Etienne de Boré.gif
1st Mayor of New Orleans
In office
December 20, 1803 – May 26, 1804
Succeeded by James Pitot
Personal details
Born (1741-12-27)December 27, 1741
Kaskaskia, Upper Louisiana, New France
Died February 1, 1820(1820-02-01) (aged 78)
New Orleans, Louisiana, United States
Spouse(s) Marie Marguerite d'Estrehan

Jean Étienne de Boré (27 December 1741 – 1 February 1820) was a Creole French planter, born in Kaskaskia, Illinois Country, who was known for producing the first granulated sugar in Louisiana. At the time, the area was under Spanish rule. His innovation made sugar cane profitable as a commodity crop and planters began to cultivate it in quantity. He owned a large plantation upriver from New Orleans.

Boré was a prominent planter in the area when the United States made the Louisiana Purchase and acquired the former French territories west of the Mississippi River. In 1803 the American governor of the territory appointed de Boré as the first mayor of New Orleans under the U.S. administration.

Early life and education[edit]
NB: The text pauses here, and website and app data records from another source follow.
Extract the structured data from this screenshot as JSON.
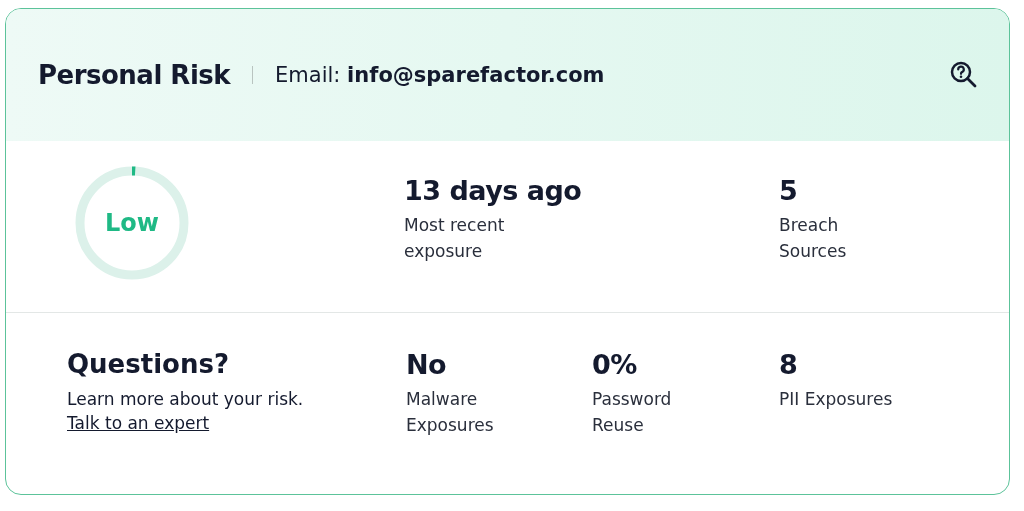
{
  "header": {
    "title": "Personal Risk",
    "email_label": "Email:",
    "email": "info@sparefactor.com"
  },
  "risk": {
    "label": "Low",
    "level": 0.01
  },
  "top_stats": [
    {
      "value": "13 days ago",
      "label": "Most recent exposure"
    },
    {
      "value": "5",
      "label": "Breach Sources"
    }
  ],
  "questions": {
    "title": "Questions?",
    "text": "Learn more about your risk.",
    "link": "Talk to an expert"
  },
  "bottom_stats": [
    {
      "value": "No",
      "label": "Malware Exposures"
    },
    {
      "value": "0%",
      "label": "Password Reuse"
    },
    {
      "value": "8",
      "label": "PII Exposures"
    }
  ]
}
Jean Étienne de Boré (known as Étienne) was born to French colonists in Kaskaskia, Illinois Country, then under French control as part of La Louisiane. His parents sent him to France to be educated. He spent most of his early life there. On leaving school he entered French military service in the Musketeers of the Guard, which was part of the royal household and very prestigious.

After a visit to Louisiana on business, he was transferred to the cavalry. Boré left the army with the rank of captain and settled in the French colony.

Marriage and family[edit]

He married Marie Marguerite d'Estréhan, from one of the most prominent French families of colonial Louisiana. Her father Jean Baptiste d'Estrehan was the Royal Treasurer of French Louisiana and worked from Paris.

Sugar granulation and New Orleans' first mayor[edit]

Boré owned a great plantation a few miles upriver of New Orleans on the Mississippi River. It was in the vicinity of New Orleans' present-day Audubon Park. There he had originally used slave labor to cultivate indigo. But when this product lost its market as a result of competition from Guatemala, under Spanish control, he converted his fields to sugar cane.

He set up a sugar mill on the plantation to process the sugar. In 1795, with the aid of two Cubans, Mendez and Lopez, he produced the first granulated sugar known in the colony. This created a huge demand for the cultivation and processing of sugar cane. Responding to the worldwide demand for sugar, it became the colony's primary commodity crop. Louisiana began to generate profits.

After the United States acquired the Louisiana Purchase territory, the Governor of the Orleans Territory, William C. C. Claiborne, appointed Boré in late 1803, as the first mayor of New Orleans under the US. (Boré's service to the city began during the brief transitional French governorship of Pierre Clément de Laussat.) Boré resigned in May 1804, to look after his personal affairs.

He died at about eighty years old and was interred in New Orleans' Saint Louis Cemetery No. 1. One of his grandchildren, Charles Gayarré, became a noted historian of Louisiana in the late 19th century.

New Orleans has a Boré Street, in honor of the first Mayor.

External links[edit]

Preceded by
(none)
Mayor of New Orleans
December 20, 1803 – May 26, 1804
Succeeded by
Cavalier Petit